Science magazine explores the gut-brain connection further with a study that finds gut bacteria can help us get over our fear responses… unless antibiotics have wiped them out:
The research used a classic Pavlovian test: Shock a mouse on the foot while playing a tone and the rodent will quickly learn to associate the noise with pain, flinching whenever it hears the sound. But the association doesn’t last forever. After several sessions of hearing the tone but not getting the shock, the mouse will forget the association, and the sound will have no effect. This “forgetting” is important for people as well; it’s impaired, for example, in those with chronic anxiety and post-traumatic stress disorder.
David Artis, an immunologist and microbiologist at Weill Cornell Medicine in New York City, wondered whether gut bacteria played any role in the learning and forgetting responses. He and colleagues treated mice with antibiotics to totally rid them of the bacteria in their gut, collectively known as the microbiome. They then played a tone and right after gave the mouse a mild shock, doing this multiple times.
All of the animals quickly learned to associate the noise with pain, freezing when they heard the sound. But only mice with normal microbiomes eventually forgot the connection: By 3 days, the noise no longer affected them most of them, whereas the antibiotic-treated mice still reacted, the team reports today in Nature.

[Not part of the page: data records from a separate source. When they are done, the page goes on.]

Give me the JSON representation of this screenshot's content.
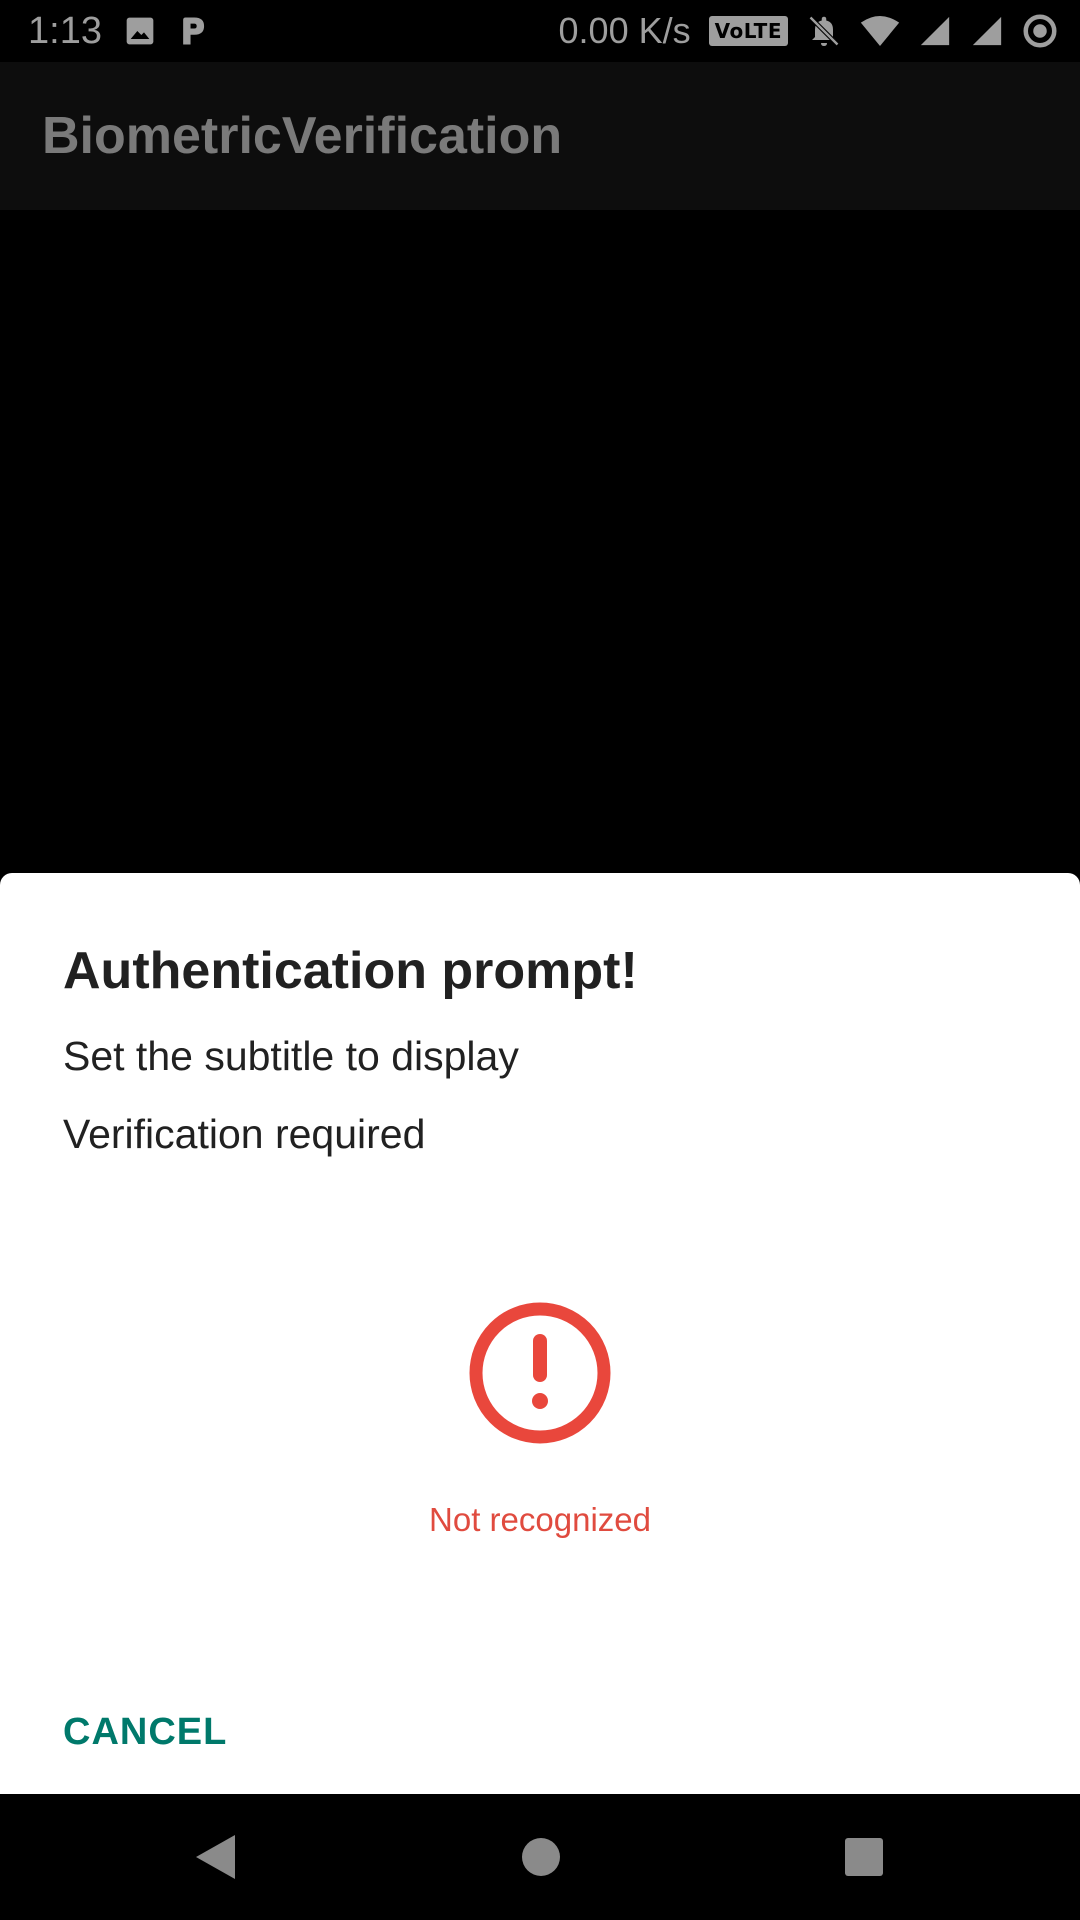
{
  "status_bar": {
    "time": "1:13",
    "network_speed": "0.00 K/s",
    "volte_label": "VoLTE",
    "icons": [
      "image-icon",
      "p-app-icon",
      "volte-icon",
      "bell-off-icon",
      "wifi-icon",
      "signal-icon",
      "signal-icon-2",
      "sync-ring-icon"
    ],
    "color": "#9e9e9e"
  },
  "app_bar": {
    "title": "BiometricVerification",
    "background": "#0d0d0d"
  },
  "dialog": {
    "title": "Authentication prompt!",
    "subtitle": "Set the subtitle to display",
    "description": "Verification required",
    "status_icon": "error-exclamation-icon",
    "status_text": "Not recognized",
    "cancel_label": "CANCEL",
    "error_color": "#e9473c",
    "accent_color": "#00796b"
  },
  "nav_bar": {
    "buttons": [
      "back-icon",
      "home-icon",
      "recents-icon"
    ]
  }
}
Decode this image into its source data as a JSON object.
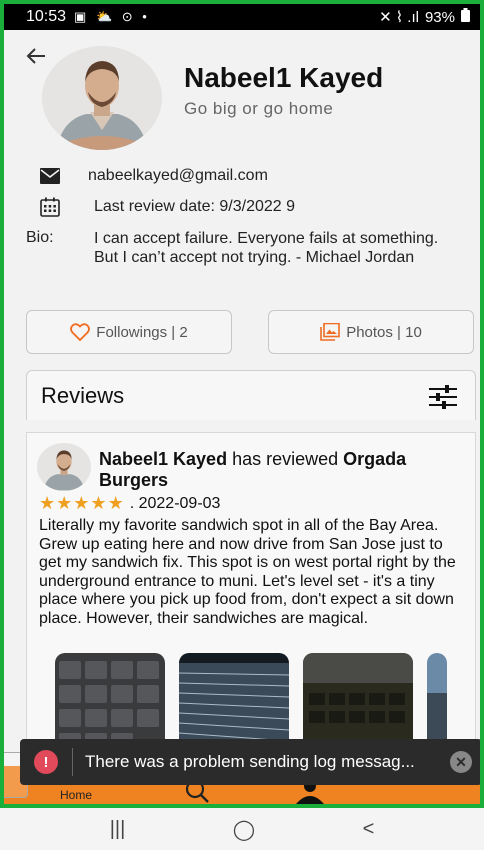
{
  "status_bar": {
    "time": "10:53",
    "left_icons": "▣ ⛅ ⊙ •",
    "right_icons": "✕ ⌇ .ıl",
    "battery": "93%"
  },
  "profile": {
    "name": "Nabeel1 Kayed",
    "tagline": "Go big or go home",
    "email": "nabeelkayed@gmail.com",
    "last_review": "Last review date: 9/3/2022 9",
    "bio_label": "Bio:",
    "bio": "I can accept failure. Everyone fails at something. But I can’t accept not trying. - Michael Jordan"
  },
  "buttons": {
    "followings": "Followings | 2",
    "photos": "Photos | 10"
  },
  "reviews": {
    "title": "Reviews"
  },
  "review": {
    "reviewer": "Nabeel1 Kayed",
    "connector": " has reviewed ",
    "place": "Orgada Burgers",
    "rating": 5,
    "date": ". 2022-09-03",
    "text": "Literally my favorite sandwich spot in all of the Bay Area. Grew up eating here and now drive from San Jose just to get my sandwich fix. This spot is on west portal right by the underground entrance to muni. Let's level set - it's a tiny place where you pick up food from, don't expect a sit down place. However, their sandwiches are magical."
  },
  "bottom_nav": {
    "home_label": "Home"
  },
  "toast": {
    "message": "There was a problem sending log messag..."
  },
  "system_nav": {
    "recents": "|||",
    "home": "◯",
    "back": "<"
  },
  "colors": {
    "accent": "#ef8321",
    "frame_border": "#1aae3b",
    "star": "#f0a020",
    "error": "#e04a5a"
  }
}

They discovered that a region of the brain known as the medial prefrontal cortex was involved in the differences between the treated and untreated mice. Some of the region’s so-called excitatory neurons, which are involved in learning and memory, appeared to be key. When gut microbes were missing, these neurons failed to appropriately form and absorb spines that stick out of these cells, which help with learning and forgetting, the researchers report.